    1. I kind of figured the design out from inspecting a grainy photo of the design that someone else had done. It really was a trial and error thing though. I ended up building and rebuilding it something like 4 times before I nailed the design. I would really enjoy making new constructs with the Phizz unit.

      1. ayush j

        you can see the final torus here, I think its turned out pretty cool thanks for your flat pattern. The most difficult part of the whole assembly was the last bit, when the two part have to be joined to each other, being a closed solid, the piece gets very stiff hence a little difficult. Also since the paper starts giving away its structural strength on multiple folding-unfolding, joints start opening up, I actually had to replace some of them with fresh units. But its worth the effort, as you can see in the photographs, it looks quite cool as a lighting feature in my room 🙂

        1. Great work. The pictures look great, nice lighting too.

  9. Ralph

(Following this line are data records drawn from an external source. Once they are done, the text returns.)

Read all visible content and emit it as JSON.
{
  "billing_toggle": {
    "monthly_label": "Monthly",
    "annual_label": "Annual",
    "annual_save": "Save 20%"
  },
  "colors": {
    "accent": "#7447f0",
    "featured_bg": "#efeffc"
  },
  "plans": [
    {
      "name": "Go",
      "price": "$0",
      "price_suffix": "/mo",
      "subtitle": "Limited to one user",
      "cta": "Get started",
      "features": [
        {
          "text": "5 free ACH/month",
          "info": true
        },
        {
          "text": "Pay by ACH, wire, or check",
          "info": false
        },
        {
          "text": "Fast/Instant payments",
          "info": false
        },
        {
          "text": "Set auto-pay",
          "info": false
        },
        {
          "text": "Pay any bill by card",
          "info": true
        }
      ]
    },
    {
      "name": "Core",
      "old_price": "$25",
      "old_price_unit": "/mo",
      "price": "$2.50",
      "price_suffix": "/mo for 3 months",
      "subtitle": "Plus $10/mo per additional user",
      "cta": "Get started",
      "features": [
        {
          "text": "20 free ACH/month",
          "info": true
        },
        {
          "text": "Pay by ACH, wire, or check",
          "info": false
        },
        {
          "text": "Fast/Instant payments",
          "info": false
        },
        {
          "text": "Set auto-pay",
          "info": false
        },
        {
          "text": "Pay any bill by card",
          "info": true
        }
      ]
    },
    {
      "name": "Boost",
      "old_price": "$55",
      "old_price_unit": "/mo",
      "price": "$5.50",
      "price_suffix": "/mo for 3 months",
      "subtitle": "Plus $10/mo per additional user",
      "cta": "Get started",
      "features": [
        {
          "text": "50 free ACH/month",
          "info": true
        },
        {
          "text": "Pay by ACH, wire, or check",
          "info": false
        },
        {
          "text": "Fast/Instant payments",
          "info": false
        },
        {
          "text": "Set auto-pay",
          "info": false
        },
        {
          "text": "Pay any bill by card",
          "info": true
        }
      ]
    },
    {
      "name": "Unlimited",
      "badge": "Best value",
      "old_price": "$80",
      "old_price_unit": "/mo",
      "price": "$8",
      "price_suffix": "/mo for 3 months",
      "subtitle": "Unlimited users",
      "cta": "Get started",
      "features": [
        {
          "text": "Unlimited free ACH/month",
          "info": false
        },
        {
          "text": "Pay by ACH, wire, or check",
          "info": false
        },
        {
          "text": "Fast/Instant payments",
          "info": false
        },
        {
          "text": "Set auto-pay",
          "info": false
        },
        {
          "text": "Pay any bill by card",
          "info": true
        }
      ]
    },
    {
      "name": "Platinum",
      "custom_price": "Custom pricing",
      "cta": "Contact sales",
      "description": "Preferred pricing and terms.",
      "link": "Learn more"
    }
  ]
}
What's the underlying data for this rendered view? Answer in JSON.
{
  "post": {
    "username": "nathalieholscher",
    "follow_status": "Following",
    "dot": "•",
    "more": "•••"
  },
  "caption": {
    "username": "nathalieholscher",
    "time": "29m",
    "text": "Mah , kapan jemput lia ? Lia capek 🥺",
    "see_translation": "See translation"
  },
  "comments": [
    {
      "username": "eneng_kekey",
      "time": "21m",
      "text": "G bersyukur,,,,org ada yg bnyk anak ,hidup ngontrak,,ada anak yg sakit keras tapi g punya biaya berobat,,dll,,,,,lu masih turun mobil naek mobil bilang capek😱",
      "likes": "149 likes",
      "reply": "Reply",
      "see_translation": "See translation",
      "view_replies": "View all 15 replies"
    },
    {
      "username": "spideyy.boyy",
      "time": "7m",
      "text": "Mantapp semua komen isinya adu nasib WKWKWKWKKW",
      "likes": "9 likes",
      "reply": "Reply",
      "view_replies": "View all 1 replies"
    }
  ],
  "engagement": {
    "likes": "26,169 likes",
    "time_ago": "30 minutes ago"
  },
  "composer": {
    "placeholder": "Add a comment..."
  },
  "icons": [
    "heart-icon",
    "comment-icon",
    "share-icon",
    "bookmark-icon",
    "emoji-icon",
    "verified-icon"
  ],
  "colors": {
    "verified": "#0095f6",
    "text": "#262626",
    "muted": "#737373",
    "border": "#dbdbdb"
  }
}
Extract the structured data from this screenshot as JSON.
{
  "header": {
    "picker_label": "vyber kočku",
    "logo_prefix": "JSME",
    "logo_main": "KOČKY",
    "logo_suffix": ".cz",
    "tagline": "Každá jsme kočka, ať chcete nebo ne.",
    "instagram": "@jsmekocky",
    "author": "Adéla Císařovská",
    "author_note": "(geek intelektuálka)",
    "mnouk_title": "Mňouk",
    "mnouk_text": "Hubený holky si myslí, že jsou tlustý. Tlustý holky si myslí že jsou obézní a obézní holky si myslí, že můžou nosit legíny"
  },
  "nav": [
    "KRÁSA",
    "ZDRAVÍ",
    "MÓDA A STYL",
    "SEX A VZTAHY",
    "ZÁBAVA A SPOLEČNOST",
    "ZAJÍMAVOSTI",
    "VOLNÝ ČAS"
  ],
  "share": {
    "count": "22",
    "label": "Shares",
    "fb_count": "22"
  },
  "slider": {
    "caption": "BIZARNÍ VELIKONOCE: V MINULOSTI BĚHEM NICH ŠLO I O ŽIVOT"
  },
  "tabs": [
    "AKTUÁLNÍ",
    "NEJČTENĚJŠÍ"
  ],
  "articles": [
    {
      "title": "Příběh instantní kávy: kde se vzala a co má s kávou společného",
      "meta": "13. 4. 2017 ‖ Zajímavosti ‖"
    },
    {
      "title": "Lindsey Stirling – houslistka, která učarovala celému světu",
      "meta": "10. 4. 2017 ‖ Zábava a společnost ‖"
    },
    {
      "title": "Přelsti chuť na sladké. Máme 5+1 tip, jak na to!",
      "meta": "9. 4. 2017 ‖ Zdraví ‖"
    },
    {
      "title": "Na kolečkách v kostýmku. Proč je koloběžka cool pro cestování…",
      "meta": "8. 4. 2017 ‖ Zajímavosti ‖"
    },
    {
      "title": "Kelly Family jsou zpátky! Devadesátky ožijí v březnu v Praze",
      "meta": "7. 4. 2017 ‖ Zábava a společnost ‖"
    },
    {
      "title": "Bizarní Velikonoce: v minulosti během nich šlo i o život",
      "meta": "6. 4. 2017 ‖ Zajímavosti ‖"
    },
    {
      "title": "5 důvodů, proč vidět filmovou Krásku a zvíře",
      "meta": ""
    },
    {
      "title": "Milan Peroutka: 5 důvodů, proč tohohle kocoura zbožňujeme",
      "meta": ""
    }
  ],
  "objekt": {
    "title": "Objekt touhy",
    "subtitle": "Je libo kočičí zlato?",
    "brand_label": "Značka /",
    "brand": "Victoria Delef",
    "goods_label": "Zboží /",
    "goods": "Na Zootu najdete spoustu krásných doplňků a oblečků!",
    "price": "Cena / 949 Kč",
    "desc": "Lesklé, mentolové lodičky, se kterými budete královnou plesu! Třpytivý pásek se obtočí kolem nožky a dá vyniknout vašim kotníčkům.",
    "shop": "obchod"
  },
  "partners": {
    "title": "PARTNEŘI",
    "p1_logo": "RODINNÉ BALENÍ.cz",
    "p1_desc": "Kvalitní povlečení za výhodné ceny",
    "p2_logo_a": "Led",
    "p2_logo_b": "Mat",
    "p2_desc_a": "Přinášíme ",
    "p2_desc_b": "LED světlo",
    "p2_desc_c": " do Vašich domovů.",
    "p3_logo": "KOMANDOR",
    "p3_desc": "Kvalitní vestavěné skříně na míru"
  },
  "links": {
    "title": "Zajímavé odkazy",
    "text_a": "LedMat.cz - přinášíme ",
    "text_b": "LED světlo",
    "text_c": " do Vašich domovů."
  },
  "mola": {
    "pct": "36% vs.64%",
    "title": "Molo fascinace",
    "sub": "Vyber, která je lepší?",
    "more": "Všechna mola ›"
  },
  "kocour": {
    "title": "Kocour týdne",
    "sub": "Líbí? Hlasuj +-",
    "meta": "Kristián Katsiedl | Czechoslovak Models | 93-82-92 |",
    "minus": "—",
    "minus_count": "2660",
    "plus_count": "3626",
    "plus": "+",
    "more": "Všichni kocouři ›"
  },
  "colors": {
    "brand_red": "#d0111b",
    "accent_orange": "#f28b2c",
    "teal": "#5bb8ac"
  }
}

    It took me a while to figure out what was going on in the build but I think I understand. I’d like to offer an alternative way of doing the build.
    Begin by making a row of 11 hexagons. This should lie flat with the pointed parts of the joints pointing upwards. Lift the ends and join them, making a 12th hexagon where the ends of the row join. You now have a ring of 12 hexagons with the points of the joints pointing inward. This is the inner ring of the torus. (These are represented by the lower two shaded hexagons in the diagram above. The diagram represents one half of a one sixth wedge of the torus.)
    Laying the ring of hexagons on its side, there are 12 notches on the top of this ring where the hexagons join. Use each notch as a vertex of a heptagon and make a ring of 12 heptagons on top of your ring of hexagons. Flip the model over and make another ring of 12 heptagons on the other side. You now have a cylinder that flares outward at the top and bottom.
    In the notches between heptagons, make pentagons. You will have 12 pentagons on each side of the model but unlike the earlier hexagons and heptagons, the pentagons do not share sides with one another.
    Now the model has scalloped sides, where each indentation has three sides, the middle one is an edge of a heptagon and the outer ones are sides of a pentagon. Use these three sides as three sides of a new hexagon. So you are adding another ring of 12 hexagons on each side of the model but this time the hexagons do not touch one another. The sides of your model are now curving in toward one another.
    You can now join up the seam by adding two new row of hexagons in the scallops between the previous hexagons, but this time the hexagons you make on one side of the model will each share an edge with the hexagons on the other side of the model. As you join the two sides of the torus, the shaded hexagons at the top of the diagram above will spontaneously form. Those shaded hexagons at the top of the diagram represent the outermost ring of the torus. There will be 12 of these.
    In the diagram above there are 2 shaded hexagons at the bottom and 3 at the top. This is a bit confusing. The two at the bottom are not shared with the wedges to the left and right so if you make six copies of the diagram above there will be 12 hexagons in the inner ring. The shaded hexagons at the top of the diagram are shared, that is, the rightmost hexagon of this unit is the leftmost hexagon of the next unit so if you make six of these units joined together, the shaded hexagons at the top still represent a row of 12 hexagons.
    I hope this helps.

    1. nice job, that looks awesome